-------- Input
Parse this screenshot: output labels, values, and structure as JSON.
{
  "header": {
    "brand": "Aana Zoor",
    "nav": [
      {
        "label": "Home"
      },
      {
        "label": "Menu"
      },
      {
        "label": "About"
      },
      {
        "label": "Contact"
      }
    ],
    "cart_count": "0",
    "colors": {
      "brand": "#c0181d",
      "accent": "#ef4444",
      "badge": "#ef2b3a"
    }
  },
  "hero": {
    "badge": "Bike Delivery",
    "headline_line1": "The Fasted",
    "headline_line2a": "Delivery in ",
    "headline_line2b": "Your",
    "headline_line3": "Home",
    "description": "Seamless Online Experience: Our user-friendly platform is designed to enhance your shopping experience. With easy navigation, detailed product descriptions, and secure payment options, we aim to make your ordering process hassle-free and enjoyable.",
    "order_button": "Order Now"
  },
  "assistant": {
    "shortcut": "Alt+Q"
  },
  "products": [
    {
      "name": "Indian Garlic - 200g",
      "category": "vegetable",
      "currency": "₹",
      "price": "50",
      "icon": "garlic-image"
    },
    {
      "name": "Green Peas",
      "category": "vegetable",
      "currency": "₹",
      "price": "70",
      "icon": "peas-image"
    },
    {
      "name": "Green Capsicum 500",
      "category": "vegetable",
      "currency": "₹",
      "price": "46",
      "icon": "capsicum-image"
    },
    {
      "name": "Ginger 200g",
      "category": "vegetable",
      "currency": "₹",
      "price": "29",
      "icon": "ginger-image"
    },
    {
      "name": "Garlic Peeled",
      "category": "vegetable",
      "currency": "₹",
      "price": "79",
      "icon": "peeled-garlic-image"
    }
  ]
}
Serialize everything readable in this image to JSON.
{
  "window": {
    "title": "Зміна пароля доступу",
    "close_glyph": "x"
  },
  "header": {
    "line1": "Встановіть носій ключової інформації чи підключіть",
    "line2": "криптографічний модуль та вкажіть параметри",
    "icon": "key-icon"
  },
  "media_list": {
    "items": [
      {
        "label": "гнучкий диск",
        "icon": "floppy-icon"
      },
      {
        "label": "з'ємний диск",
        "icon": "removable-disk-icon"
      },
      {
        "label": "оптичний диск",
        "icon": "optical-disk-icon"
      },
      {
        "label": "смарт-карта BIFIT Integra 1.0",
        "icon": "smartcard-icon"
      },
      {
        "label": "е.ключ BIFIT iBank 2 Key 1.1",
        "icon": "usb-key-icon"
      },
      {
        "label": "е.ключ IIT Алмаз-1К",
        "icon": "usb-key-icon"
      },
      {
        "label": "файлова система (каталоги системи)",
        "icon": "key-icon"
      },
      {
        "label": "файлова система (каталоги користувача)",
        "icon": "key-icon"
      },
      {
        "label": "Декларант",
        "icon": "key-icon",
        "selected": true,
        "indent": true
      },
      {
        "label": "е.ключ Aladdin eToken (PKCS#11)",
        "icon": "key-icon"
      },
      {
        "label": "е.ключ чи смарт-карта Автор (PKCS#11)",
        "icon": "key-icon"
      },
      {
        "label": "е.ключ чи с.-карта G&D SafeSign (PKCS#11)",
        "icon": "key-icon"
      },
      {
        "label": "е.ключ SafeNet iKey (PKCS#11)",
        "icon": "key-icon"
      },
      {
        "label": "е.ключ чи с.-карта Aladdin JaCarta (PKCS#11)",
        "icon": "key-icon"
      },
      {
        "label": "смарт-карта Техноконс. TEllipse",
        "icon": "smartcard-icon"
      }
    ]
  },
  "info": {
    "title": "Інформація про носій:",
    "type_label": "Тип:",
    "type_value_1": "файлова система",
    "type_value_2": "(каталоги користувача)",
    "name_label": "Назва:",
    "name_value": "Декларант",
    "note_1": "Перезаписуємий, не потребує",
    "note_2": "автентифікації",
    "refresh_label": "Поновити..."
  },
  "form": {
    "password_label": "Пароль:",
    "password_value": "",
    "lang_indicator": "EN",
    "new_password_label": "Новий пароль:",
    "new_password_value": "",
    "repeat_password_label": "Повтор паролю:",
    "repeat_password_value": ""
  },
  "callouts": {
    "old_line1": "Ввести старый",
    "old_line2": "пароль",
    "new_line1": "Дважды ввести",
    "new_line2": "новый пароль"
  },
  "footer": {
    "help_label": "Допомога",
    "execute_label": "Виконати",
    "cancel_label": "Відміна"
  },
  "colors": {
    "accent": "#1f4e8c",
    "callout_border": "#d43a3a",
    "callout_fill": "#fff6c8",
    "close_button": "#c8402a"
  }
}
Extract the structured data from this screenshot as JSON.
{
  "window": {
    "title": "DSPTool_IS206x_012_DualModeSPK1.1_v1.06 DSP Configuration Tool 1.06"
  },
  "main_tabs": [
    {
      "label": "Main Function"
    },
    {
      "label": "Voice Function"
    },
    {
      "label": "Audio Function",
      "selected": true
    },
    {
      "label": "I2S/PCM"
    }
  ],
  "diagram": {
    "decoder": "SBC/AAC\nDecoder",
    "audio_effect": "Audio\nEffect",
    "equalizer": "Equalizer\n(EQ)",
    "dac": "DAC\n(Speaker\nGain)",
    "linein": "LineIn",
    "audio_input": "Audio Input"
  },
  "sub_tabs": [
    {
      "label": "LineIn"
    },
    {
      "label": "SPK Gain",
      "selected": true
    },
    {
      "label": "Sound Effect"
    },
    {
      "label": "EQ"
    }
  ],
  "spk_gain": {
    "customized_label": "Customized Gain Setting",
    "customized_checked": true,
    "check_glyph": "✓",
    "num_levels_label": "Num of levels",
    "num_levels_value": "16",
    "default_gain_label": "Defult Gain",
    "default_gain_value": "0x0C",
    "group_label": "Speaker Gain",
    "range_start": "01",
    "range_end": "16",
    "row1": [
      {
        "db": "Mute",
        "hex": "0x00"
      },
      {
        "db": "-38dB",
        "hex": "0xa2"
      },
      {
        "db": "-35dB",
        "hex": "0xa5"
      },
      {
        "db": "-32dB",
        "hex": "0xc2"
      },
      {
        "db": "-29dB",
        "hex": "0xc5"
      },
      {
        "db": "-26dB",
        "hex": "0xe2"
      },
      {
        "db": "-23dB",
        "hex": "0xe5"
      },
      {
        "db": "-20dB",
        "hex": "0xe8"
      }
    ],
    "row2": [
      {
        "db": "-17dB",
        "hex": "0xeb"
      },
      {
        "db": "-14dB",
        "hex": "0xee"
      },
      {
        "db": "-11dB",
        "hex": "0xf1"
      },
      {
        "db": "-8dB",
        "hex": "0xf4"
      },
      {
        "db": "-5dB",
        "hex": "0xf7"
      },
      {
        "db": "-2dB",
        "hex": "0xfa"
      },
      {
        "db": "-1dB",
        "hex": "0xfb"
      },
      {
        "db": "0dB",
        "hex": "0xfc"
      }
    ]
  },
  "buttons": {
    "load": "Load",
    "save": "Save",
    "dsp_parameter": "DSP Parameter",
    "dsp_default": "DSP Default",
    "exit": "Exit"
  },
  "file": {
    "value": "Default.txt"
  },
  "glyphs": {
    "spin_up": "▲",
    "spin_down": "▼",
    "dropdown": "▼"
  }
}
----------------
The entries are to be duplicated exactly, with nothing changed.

Parse this screenshot: output labels, values, and structure as JSON.
{
  "header": {
    "brand": "Aana Zoor",
    "nav": [
      {
        "label": "Home"
      },
      {
        "label": "Menu"
      },
      {
        "label": "About"
      },
      {
        "label": "Contact"
      }
    ],
    "cart_count": "0",
    "colors": {
      "brand": "#c0181d",
      "accent": "#ef4444",
      "badge": "#ef2b3a"
    }
  },
  "hero": {
    "badge": "Bike Delivery",
    "headline_line1": "The Fasted",
    "headline_line2a": "Delivery in ",
    "headline_line2b": "Your",
    "headline_line3": "Home",
    "description": "Seamless Online Experience: Our user-friendly platform is designed to enhance your shopping experience. With easy navigation, detailed product descriptions, and secure payment options, we aim to make your ordering process hassle-free and enjoyable.",
    "order_button": "Order Now"
  },
  "assistant": {
    "shortcut": "Alt+Q"
  },
  "products": [
    {
      "name": "Indian Garlic - 200g",
      "category": "vegetable",
      "currency": "₹",
      "price": "50",
      "icon": "garlic-image"
    },
    {
      "name": "Green Peas",
      "category": "vegetable",
      "currency": "₹",
      "price": "70",
      "icon": "peas-image"
    },
    {
      "name": "Green Capsicum 500",
      "category": "vegetable",
      "currency": "₹",
      "price": "46",
      "icon": "capsicum-image"
    },
    {
      "name": "Ginger 200g",
      "category": "vegetable",
      "currency": "₹",
      "price": "29",
      "icon": "ginger-image"
    },
    {
      "name": "Garlic Peeled",
      "category": "vegetable",
      "currency": "₹",
      "price": "79",
      "icon": "peeled-garlic-image"
    }
  ]
}
Serialize everything readable in this image to JSON.
{
  "window": {
    "title": "Зміна пароля доступу",
    "close_glyph": "x"
  },
  "header": {
    "line1": "Встановіть носій ключової інформації чи підключіть",
    "line2": "криптографічний модуль та вкажіть параметри",
    "icon": "key-icon"
  },
  "media_list": {
    "items": [
      {
        "label": "гнучкий диск",
        "icon": "floppy-icon"
      },
      {
        "label": "з'ємний диск",
        "icon": "removable-disk-icon"
      },
      {
        "label": "оптичний диск",
        "icon": "optical-disk-icon"
      },
      {
        "label": "смарт-карта BIFIT Integra 1.0",
        "icon": "smartcard-icon"
      },
      {
        "label": "е.ключ BIFIT iBank 2 Key 1.1",
        "icon": "usb-key-icon"
      },
      {
        "label": "е.ключ IIT Алмаз-1К",
        "icon": "usb-key-icon"
      },
      {
        "label": "файлова система (каталоги системи)",
        "icon": "key-icon"
      },
      {
        "label": "файлова система (каталоги користувача)",
        "icon": "key-icon"
      },
      {
        "label": "Декларант",
        "icon": "key-icon",
        "selected": true,
        "indent": true
      },
      {
        "label": "е.ключ Aladdin eToken (PKCS#11)",
        "icon": "key-icon"
      },
      {
        "label": "е.ключ чи смарт-карта Автор (PKCS#11)",
        "icon": "key-icon"
      },
      {
        "label": "е.ключ чи с.-карта G&D SafeSign (PKCS#11)",
        "icon": "key-icon"
      },
      {
        "label": "е.ключ SafeNet iKey (PKCS#11)",
        "icon": "key-icon"
      },
      {
        "label": "е.ключ чи с.-карта Aladdin JaCarta (PKCS#11)",
        "icon": "key-icon"
      },
      {
        "label": "смарт-карта Техноконс. TEllipse",
        "icon": "smartcard-icon"
      }
    ]
  },
  "info": {
    "title": "Інформація про носій:",
    "type_label": "Тип:",
    "type_value_1": "файлова система",
    "type_value_2": "(каталоги користувача)",
    "name_label": "Назва:",
    "name_value": "Декларант",
    "note_1": "Перезаписуємий, не потребує",
    "note_2": "автентифікації",
    "refresh_label": "Поновити..."
  },
  "form": {
    "password_label": "Пароль:",
    "password_value": "",
    "lang_indicator": "EN",
    "new_password_label": "Новий пароль:",
    "new_password_value": "",
    "repeat_password_label": "Повтор паролю:",
    "repeat_password_value": ""
  },
  "callouts": {
    "old_line1": "Ввести старый",
    "old_line2": "пароль",
    "new_line1": "Дважды ввести",
    "new_line2": "новый пароль"
  },
  "footer": {
    "help_label": "Допомога",
    "execute_label": "Виконати",
    "cancel_label": "Відміна"
  },
  "colors": {
    "accent": "#1f4e8c",
    "callout_border": "#d43a3a",
    "callout_fill": "#fff6c8",
    "close_button": "#c8402a"
  }
}
Extract the structured data from this screenshot as JSON.
{
  "window": {
    "title": "DSPTool_IS206x_012_DualModeSPK1.1_v1.06 DSP Configuration Tool 1.06"
  },
  "main_tabs": [
    {
      "label": "Main Function"
    },
    {
      "label": "Voice Function"
    },
    {
      "label": "Audio Function",
      "selected": true
    },
    {
      "label": "I2S/PCM"
    }
  ],
  "diagram": {
    "decoder": "SBC/AAC\nDecoder",
    "audio_effect": "Audio\nEffect",
    "equalizer": "Equalizer\n(EQ)",
    "dac": "DAC\n(Speaker\nGain)",
    "linein": "LineIn",
    "audio_input": "Audio Input"
  },
  "sub_tabs": [
    {
      "label": "LineIn"
    },
    {
      "label": "SPK Gain",
      "selected": true
    },
    {
      "label": "Sound Effect"
    },
    {
      "label": "EQ"
    }
  ],
  "spk_gain": {
    "customized_label": "Customized Gain Setting",
    "customized_checked": true,
    "check_glyph": "✓",
    "num_levels_label": "Num of levels",
    "num_levels_value": "16",
    "default_gain_label": "Defult Gain",
    "default_gain_value": "0x0C",
    "group_label": "Speaker Gain",
    "range_start": "01",
    "range_end": "16",
    "row1": [
      {
        "db": "Mute",
        "hex": "0x00"
      },
      {
        "db": "-38dB",
        "hex": "0xa2"
      },
      {
        "db": "-35dB",
        "hex": "0xa5"
      },
      {
        "db": "-32dB",
        "hex": "0xc2"
      },
      {
        "db": "-29dB",
        "hex": "0xc5"
      },
      {
        "db": "-26dB",
        "hex": "0xe2"
      },
      {
        "db": "-23dB",
        "hex": "0xe5"
      },
      {
        "db": "-20dB",
        "hex": "0xe8"
      }
    ],
    "row2": [
      {
        "db": "-17dB",
        "hex": "0xeb"
      },
      {
        "db": "-14dB",
        "hex": "0xee"
      },
      {
        "db": "-11dB",
        "hex": "0xf1"
      },
      {
        "db": "-8dB",
        "hex": "0xf4"
      },
      {
        "db": "-5dB",
        "hex": "0xf7"
      },
      {
        "db": "-2dB",
        "hex": "0xfa"
      },
      {
        "db": "-1dB",
        "hex": "0xfb"
      },
      {
        "db": "0dB",
        "hex": "0xfc"
      }
    ]
  },
  "buttons": {
    "load": "Load",
    "save": "Save",
    "dsp_parameter": "DSP Parameter",
    "dsp_default": "DSP Default",
    "exit": "Exit"
  },
  "file": {
    "value": "Default.txt"
  },
  "glyphs": {
    "spin_up": "▲",
    "spin_down": "▼",
    "dropdown": "▼"
  }
}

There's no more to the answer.